╔══
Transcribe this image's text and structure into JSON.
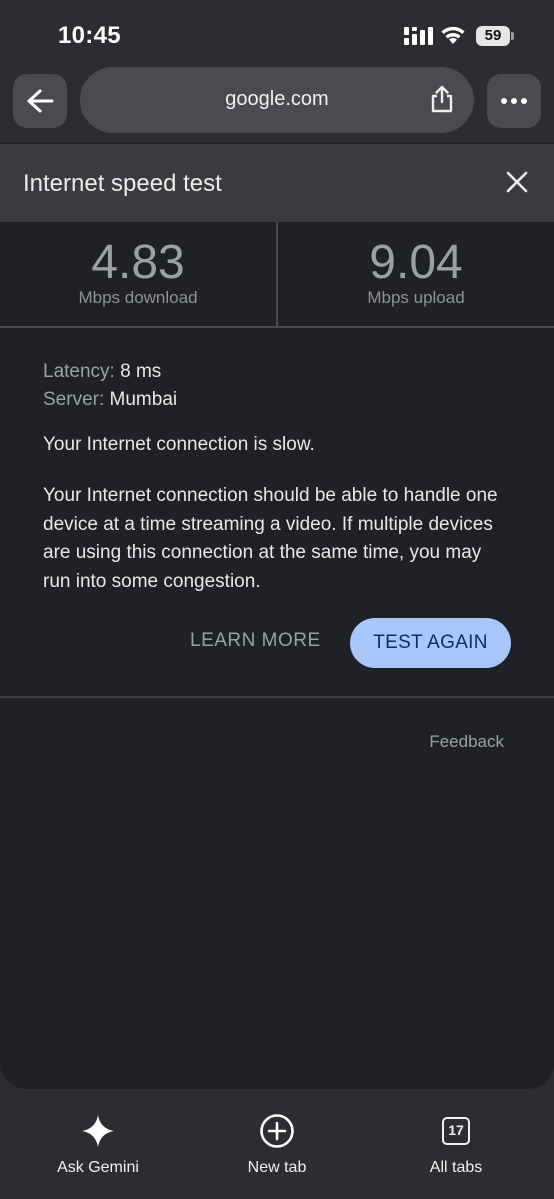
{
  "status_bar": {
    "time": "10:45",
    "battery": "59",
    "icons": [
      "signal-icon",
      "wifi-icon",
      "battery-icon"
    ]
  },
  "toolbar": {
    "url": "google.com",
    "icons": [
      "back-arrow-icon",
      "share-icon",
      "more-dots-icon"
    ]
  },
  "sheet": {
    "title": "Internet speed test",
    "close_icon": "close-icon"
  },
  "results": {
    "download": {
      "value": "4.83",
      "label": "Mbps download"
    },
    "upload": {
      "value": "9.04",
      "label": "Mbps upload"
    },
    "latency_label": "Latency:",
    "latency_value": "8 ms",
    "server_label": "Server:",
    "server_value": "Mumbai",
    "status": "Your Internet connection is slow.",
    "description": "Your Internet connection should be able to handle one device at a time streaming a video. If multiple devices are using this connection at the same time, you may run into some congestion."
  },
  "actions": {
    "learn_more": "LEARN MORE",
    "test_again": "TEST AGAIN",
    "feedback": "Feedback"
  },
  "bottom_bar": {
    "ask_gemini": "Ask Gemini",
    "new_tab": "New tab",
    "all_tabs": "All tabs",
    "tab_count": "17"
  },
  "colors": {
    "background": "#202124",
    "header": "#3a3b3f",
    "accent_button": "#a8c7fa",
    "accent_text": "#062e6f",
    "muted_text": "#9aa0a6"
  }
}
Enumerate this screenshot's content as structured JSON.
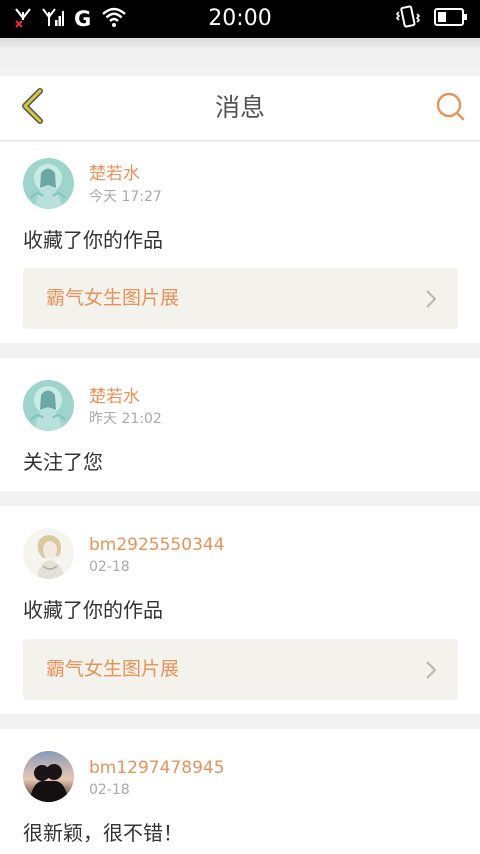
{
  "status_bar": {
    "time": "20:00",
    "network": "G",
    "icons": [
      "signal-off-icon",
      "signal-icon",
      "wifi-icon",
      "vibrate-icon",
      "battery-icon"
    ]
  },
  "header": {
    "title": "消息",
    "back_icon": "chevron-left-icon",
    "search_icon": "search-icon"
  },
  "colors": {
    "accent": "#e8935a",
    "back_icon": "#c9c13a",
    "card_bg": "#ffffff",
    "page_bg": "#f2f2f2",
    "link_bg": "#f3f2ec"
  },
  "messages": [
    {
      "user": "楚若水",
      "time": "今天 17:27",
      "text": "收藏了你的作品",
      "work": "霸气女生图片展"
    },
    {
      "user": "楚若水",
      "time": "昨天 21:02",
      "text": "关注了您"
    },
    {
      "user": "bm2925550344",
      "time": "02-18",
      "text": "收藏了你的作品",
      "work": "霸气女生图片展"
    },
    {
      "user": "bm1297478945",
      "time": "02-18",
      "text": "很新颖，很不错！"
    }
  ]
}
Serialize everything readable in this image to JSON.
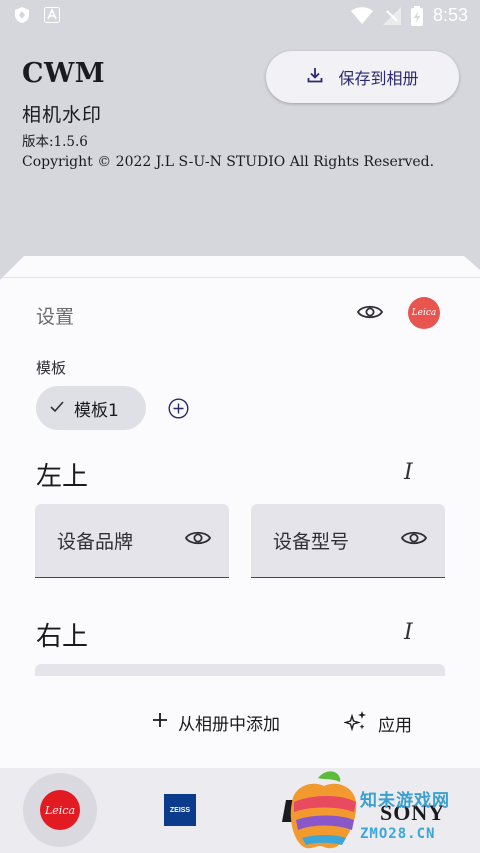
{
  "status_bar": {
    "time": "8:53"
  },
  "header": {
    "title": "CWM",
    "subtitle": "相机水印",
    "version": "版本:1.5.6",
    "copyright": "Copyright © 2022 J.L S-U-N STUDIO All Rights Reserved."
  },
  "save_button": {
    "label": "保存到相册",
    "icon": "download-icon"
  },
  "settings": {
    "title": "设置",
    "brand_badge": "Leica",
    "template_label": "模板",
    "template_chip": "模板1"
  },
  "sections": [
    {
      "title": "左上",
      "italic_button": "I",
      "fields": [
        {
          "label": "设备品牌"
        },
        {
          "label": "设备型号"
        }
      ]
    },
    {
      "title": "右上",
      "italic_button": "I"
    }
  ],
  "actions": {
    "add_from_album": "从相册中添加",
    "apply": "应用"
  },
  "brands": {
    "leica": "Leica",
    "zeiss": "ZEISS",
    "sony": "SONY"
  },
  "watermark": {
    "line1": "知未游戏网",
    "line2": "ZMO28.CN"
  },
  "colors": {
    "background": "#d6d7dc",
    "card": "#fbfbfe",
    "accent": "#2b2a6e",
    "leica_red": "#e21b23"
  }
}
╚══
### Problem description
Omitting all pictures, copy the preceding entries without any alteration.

### Task answer
Transcribe this image's text and structure into JSON.
{
  "status_bar": {
    "time": "10:45",
    "battery": "59",
    "icons": [
      "signal-icon",
      "wifi-icon",
      "battery-icon"
    ]
  },
  "toolbar": {
    "url": "google.com",
    "icons": [
      "back-arrow-icon",
      "share-icon",
      "more-dots-icon"
    ]
  },
  "sheet": {
    "title": "Internet speed test",
    "close_icon": "close-icon"
  },
  "results": {
    "download": {
      "value": "4.83",
      "label": "Mbps download"
    },
    "upload": {
      "value": "9.04",
      "label": "Mbps upload"
    },
    "latency_label": "Latency:",
    "latency_value": "8 ms",
    "server_label": "Server:",
    "server_value": "Mumbai",
    "status": "Your Internet connection is slow.",
    "description": "Your Internet connection should be able to handle one device at a time streaming a video. If multiple devices are using this connection at the same time, you may run into some congestion."
  },
  "actions": {
    "learn_more": "LEARN MORE",
    "test_again": "TEST AGAIN",
    "feedback": "Feedback"
  },
  "bottom_bar": {
    "ask_gemini": "Ask Gemini",
    "new_tab": "New tab",
    "all_tabs": "All tabs",
    "tab_count": "17"
  },
  "colors": {
    "background": "#202124",
    "header": "#3a3b3f",
    "accent_button": "#a8c7fa",
    "accent_text": "#062e6f",
    "muted_text": "#9aa0a6"
  }
}
Enumerate this screenshot's content as structured JSON.
{
  "status_bar": {
    "time": "20:00",
    "network": "G",
    "icons": [
      "signal-off-icon",
      "signal-icon",
      "wifi-icon",
      "vibrate-icon",
      "battery-icon"
    ]
  },
  "header": {
    "title": "消息",
    "back_icon": "chevron-left-icon",
    "search_icon": "search-icon"
  },
  "colors": {
    "accent": "#e8935a",
    "back_icon": "#c9c13a",
    "card_bg": "#ffffff",
    "page_bg": "#f2f2f2",
    "link_bg": "#f3f2ec"
  },
  "messages": [
    {
      "user": "楚若水",
      "time": "今天 17:27",
      "text": "收藏了你的作品",
      "work": "霸气女生图片展"
    },
    {
      "user": "楚若水",
      "time": "昨天 21:02",
      "text": "关注了您"
    },
    {
      "user": "bm2925550344",
      "time": "02-18",
      "text": "收藏了你的作品",
      "work": "霸气女生图片展"
    },
    {
      "user": "bm1297478945",
      "time": "02-18",
      "text": "很新颖，很不错！"
    }
  ]
}
Serialize everything readable in this image to JSON.
{
  "status_bar": {
    "time": "8:53"
  },
  "header": {
    "title": "CWM",
    "subtitle": "相机水印",
    "version": "版本:1.5.6",
    "copyright": "Copyright © 2022 J.L S-U-N STUDIO All Rights Reserved."
  },
  "save_button": {
    "label": "保存到相册",
    "icon": "download-icon"
  },
  "settings": {
    "title": "设置",
    "brand_badge": "Leica",
    "template_label": "模板",
    "template_chip": "模板1"
  },
  "sections": [
    {
      "title": "左上",
      "italic_button": "I",
      "fields": [
        {
          "label": "设备品牌"
        },
        {
          "label": "设备型号"
        }
      ]
    },
    {
      "title": "右上",
      "italic_button": "I"
    }
  ],
  "actions": {
    "add_from_album": "从相册中添加",
    "apply": "应用"
  },
  "brands": {
    "leica": "Leica",
    "zeiss": "ZEISS",
    "sony": "SONY"
  },
  "watermark": {
    "line1": "知未游戏网",
    "line2": "ZMO28.CN"
  },
  "colors": {
    "background": "#d6d7dc",
    "card": "#fbfbfe",
    "accent": "#2b2a6e",
    "leica_red": "#e21b23"
  }
}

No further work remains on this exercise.